Murphy Ground Engineering provided two contiguous pile walls for the GEM Group which is delivering the new student accommodation for Mortar Developments. The walls will facilitate excavation for a single level basement as part of a new building.
Further to completion of the contiguous walls, the scope was extended at an additional cost of €100,000. The additional works required 57,900mm diameter piles at a depth of nine metres to support the front of the new building.
The backdrop for this project was a busy Dublin main road with high footfall. This meant space was tight and provided challenges in relation to accessing and leaving the site.
Murphy also provided design and testing for the piling.
This confined urban environment presented several challenges in construction. The team on site was able to deal with these comfortably thanks to its considerable collective experience on similar projects.
There was limited working space for the rig, however, the team had combated this issue on previous projects and was able to present the client with minimal space requirements for operation of the rig. Using clear illustrations from these previous jobs, the team was able to reassure the client by demonstrating how the operation would work successfully.
At the north-east point of the site there was a wall, over 100-years-old, without any foundations. In order to make sure that ground movements would not negatively impact on it three engineers from separate companies were brought in to survey the area. Constant monitoring was also essential as piling went within 250mm of the wall. Operatives were fully aware of the implications of the ground movements on the wall and were well placed to intervene should the need occur.
Initially the proposal for works was to provide 600mm diameter piles. However, as part of the design process, Murphy worked with its design partners and the client to create a plan using 900mm piles. This adjustment to the design meant fewer piles needed to be constructed, saving time on the initial programme. Subsequently Murphy used less material on site with positive impact on cost and sustainability.
Murphy was working to a tight programme with 7am–7pm shifts on weekdays. With neighbours close by it was imperative to consider the noise levels throughout construction and how to minimise disruption for residents. Murphy selected an automatic Soilmec R518 rig for the site as it was the quietest machine. Plant selection as well as attitudes to sustainability were well received. No complaints were received throughout construction of the piles.
Murphy used a three-man van to minimise plant on site with the gang all able to fit in one vehicle, while the local engineer was able to use public transport to and from the site. This meant there was no extra strain on parking in the area or because of numerous vehicle movements throughout the day.
Murphy is aware of the importance of contributing positively to the community on all its projects and in this case worked closely with the volunteer-run crèche next to the site. The team made several donations, including a microwave, to the crèche, which offers childcare to local families.

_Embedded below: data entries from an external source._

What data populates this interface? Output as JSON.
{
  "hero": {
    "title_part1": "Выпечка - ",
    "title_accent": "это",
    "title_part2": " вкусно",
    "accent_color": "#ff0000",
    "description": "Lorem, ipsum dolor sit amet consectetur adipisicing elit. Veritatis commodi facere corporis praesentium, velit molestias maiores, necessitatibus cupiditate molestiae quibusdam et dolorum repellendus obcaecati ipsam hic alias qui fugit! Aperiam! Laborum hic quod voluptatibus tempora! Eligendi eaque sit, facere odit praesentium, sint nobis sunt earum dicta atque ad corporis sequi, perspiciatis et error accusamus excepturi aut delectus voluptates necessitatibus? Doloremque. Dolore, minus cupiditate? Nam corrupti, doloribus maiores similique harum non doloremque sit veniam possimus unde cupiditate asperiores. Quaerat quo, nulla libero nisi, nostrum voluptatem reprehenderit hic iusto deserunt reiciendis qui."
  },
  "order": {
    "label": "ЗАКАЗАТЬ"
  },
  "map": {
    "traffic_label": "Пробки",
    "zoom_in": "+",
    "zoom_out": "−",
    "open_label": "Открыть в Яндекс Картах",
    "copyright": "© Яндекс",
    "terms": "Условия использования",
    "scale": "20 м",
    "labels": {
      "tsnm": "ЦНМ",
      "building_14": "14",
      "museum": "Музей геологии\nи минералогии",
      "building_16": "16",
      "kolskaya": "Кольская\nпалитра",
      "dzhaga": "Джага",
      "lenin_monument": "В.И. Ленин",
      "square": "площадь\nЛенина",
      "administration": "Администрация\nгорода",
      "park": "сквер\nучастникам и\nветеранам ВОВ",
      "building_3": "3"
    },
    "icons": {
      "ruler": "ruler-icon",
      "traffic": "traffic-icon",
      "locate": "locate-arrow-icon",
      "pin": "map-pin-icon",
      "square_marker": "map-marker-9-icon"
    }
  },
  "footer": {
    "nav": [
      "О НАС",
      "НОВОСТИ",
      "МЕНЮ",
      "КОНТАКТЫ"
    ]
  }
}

Throughout delivery Murphy benefited from having vast local resources in plant, equipment and workers in Dublin who were close to the site. This meant that any issues could be dealt with quickly and efficiently as they arose.